Darryl spent many years as an account executive for Levi Strauss & Co. before being laid off in 1999. He lived in Minneapolis, his wife’s hometown of Columbus and Twinsburg, which he later came to find out are all part of the “MS Belt,” an area with very little sunlight where MS is prevalent. He said the belt stretches from Minneapolis, through Ohio to Buffalo, N.Y. Jon said an aunt on his mother’s side who lives in Philadelphia also has MS.
The disease has no known cause or cure, but Jon said he and his father rarely question what the family is going through.
“Just the fact that he used to be an athlete, he took care of his body. ‘He works for you God, why him?’ ” Jon said. “This is God’s plan. He’s testing our faith.
“One time he fell, that kind of shook me up a little bit. It’s just the acceptance part, for him, too. He wants to stand up by himself, but he might need help. I trust in God. If anybody could have this, my dad could handle it.”
Recounting his journey as he sat in a wheelchair in the handicapped section of the Wolstein Center, church friends interrupting to greet him as they arrived, not an ounce of self-pity crossed Darryl’s lips. He is grateful he found a second career in the ministry, initially starting in 2000 as a youth pastor at New Community Bible Fellowship in Cleveland Heights.
“I tell the story, I went from selling jeans to selling Jesus,” Darryl said. “God knew this is about the only job in the world I would still be somewhat working.”
He’s also grateful Jon left Miami to ease the burden on him and his wife of 32 years.
“I told him, ‘I appreciate what you’re doing for your mom and for me. It shows a lot of character,’ ” Darryl said. “All I could do is say thank you.”

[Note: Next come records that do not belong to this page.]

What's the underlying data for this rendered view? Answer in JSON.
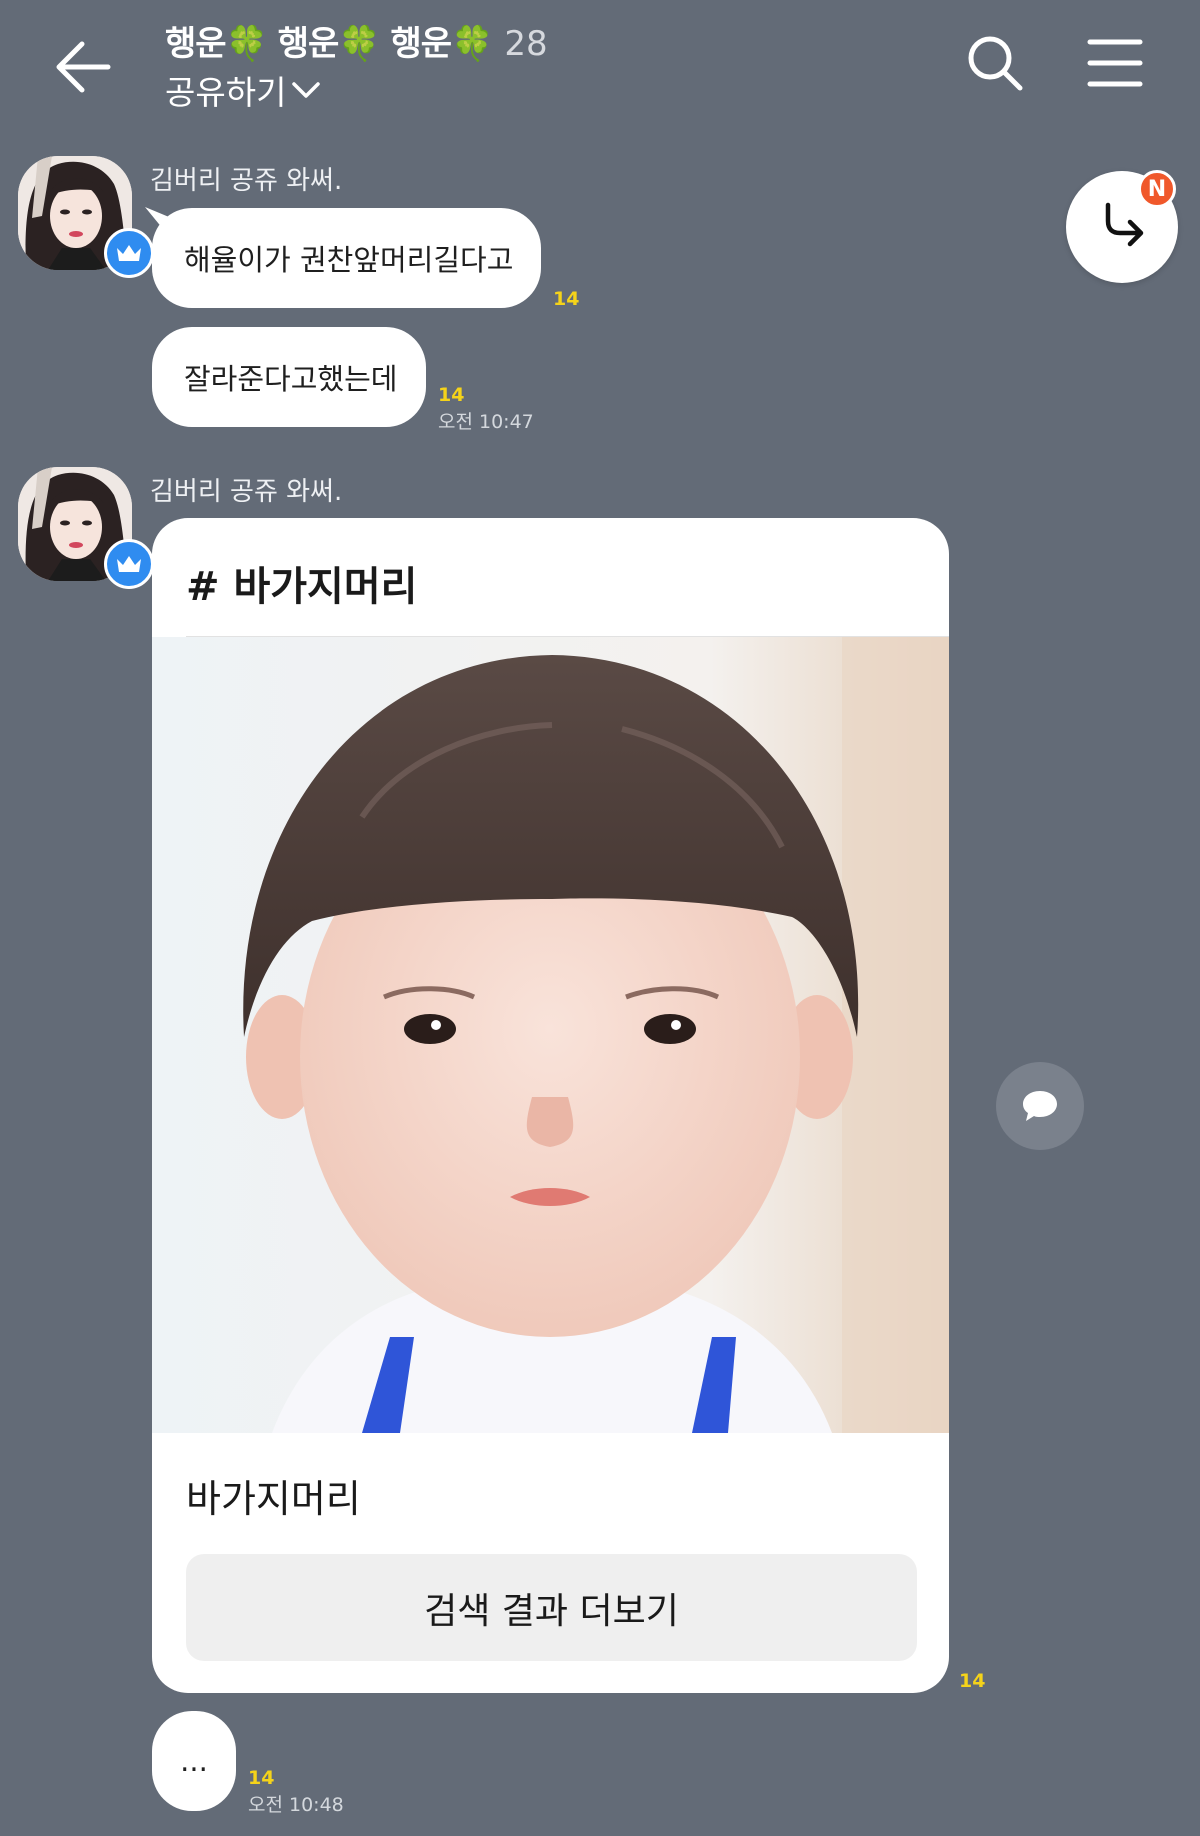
{
  "colors": {
    "background": "#636b77",
    "bubble": "#ffffff",
    "unread": "#f5d31a",
    "crown_badge": "#2f8cf0",
    "new_badge": "#f0582b"
  },
  "header": {
    "title": "행운🍀 행운🍀 행운🍀",
    "member_count": "28",
    "share_label": "공유하기",
    "icons": {
      "back": "back-arrow-icon",
      "share": "chevron-down-icon",
      "search": "search-icon",
      "menu": "menu-icon"
    }
  },
  "floating": {
    "new_badge": "N",
    "jump_icon": "jump-to-latest-icon",
    "reply_icon": "speech-bubble-icon"
  },
  "messages": [
    {
      "sender": "김버리 공쥬 와써.",
      "bubbles": [
        {
          "text": "해율이가 권찬앞머리길다고",
          "unread": "14",
          "time": ""
        },
        {
          "text": "잘라준다고했는데",
          "unread": "14",
          "time": "오전 10:47"
        }
      ]
    },
    {
      "sender": "김버리 공쥬 와써.",
      "card": {
        "header": "# 바가지머리",
        "title": "바가지머리",
        "button": "검색 결과 더보기",
        "unread": "14"
      },
      "bubbles": [
        {
          "text": "...",
          "unread": "14",
          "time": "오전 10:48"
        }
      ]
    }
  ]
}
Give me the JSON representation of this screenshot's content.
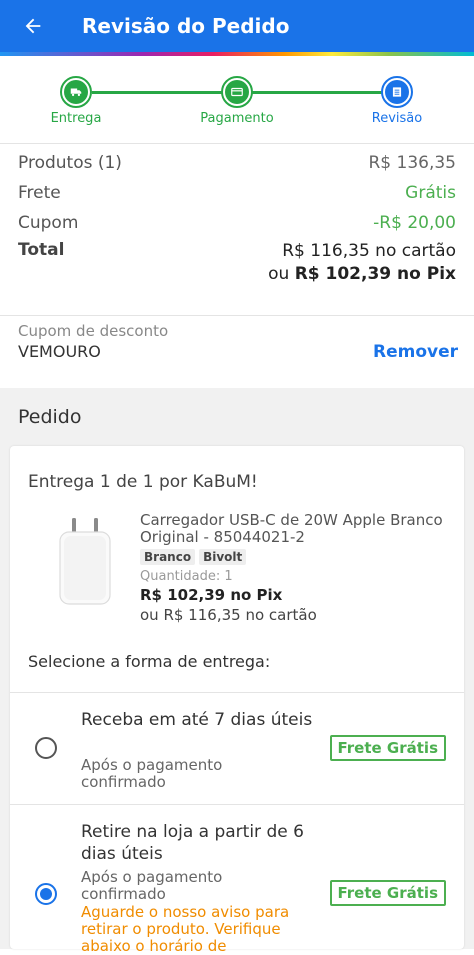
{
  "header": {
    "title": "Revisão do Pedido"
  },
  "steps": [
    {
      "label": "Entrega",
      "icon": "truck-icon",
      "state": "done"
    },
    {
      "label": "Pagamento",
      "icon": "card-icon",
      "state": "done"
    },
    {
      "label": "Revisão",
      "icon": "list-icon",
      "state": "active"
    }
  ],
  "summary": {
    "products_label": "Produtos (1)",
    "products_value": "R$ 136,35",
    "shipping_label": "Frete",
    "shipping_value": "Grátis",
    "coupon_label": "Cupom",
    "coupon_value": "-R$ 20,00",
    "total_label": "Total",
    "total_card": "R$ 116,35 no cartão",
    "total_pix_prefix": "ou ",
    "total_pix": "R$ 102,39 no Pix"
  },
  "coupon": {
    "caption": "Cupom de desconto",
    "code": "VEMOURO",
    "remove_label": "Remover"
  },
  "order": {
    "title": "Pedido",
    "delivery_title": "Entrega 1 de 1 por KaBuM!",
    "product": {
      "name": "Carregador USB-C de 20W Apple Branco Original - 85044021-2",
      "tags": [
        "Branco",
        "Bivolt"
      ],
      "quantity_label": "Quantidade:",
      "quantity": "1",
      "price_pix": "R$ 102,39 no Pix",
      "price_card": "ou R$ 116,35 no cartão"
    },
    "select_delivery_label": "Selecione a forma de entrega:",
    "options": [
      {
        "title": "Receba em até 7 dias úteis",
        "subtitle": "Após o pagamento confirmado",
        "badge": "Frete Grátis",
        "selected": false
      },
      {
        "title": "Retire na loja a partir de 6 dias úteis",
        "subtitle": "Após o pagamento confirmado",
        "warning": "Aguarde o nosso aviso para retirar o produto. Verifique abaixo o horário de",
        "badge": "Frete Grátis",
        "selected": true
      }
    ]
  },
  "colors": {
    "primary": "#1a73e8",
    "success": "#27a745",
    "free": "#4caf50",
    "warning": "#f08c00"
  }
}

Marla Ridenour can be reached at email@example.com. Read the her blog at http://www.ohio.com/marla. Follow her on Twitter at www.twitter.com/MRidenourABJ and on Facebook at www.facebook.com/sports.abj.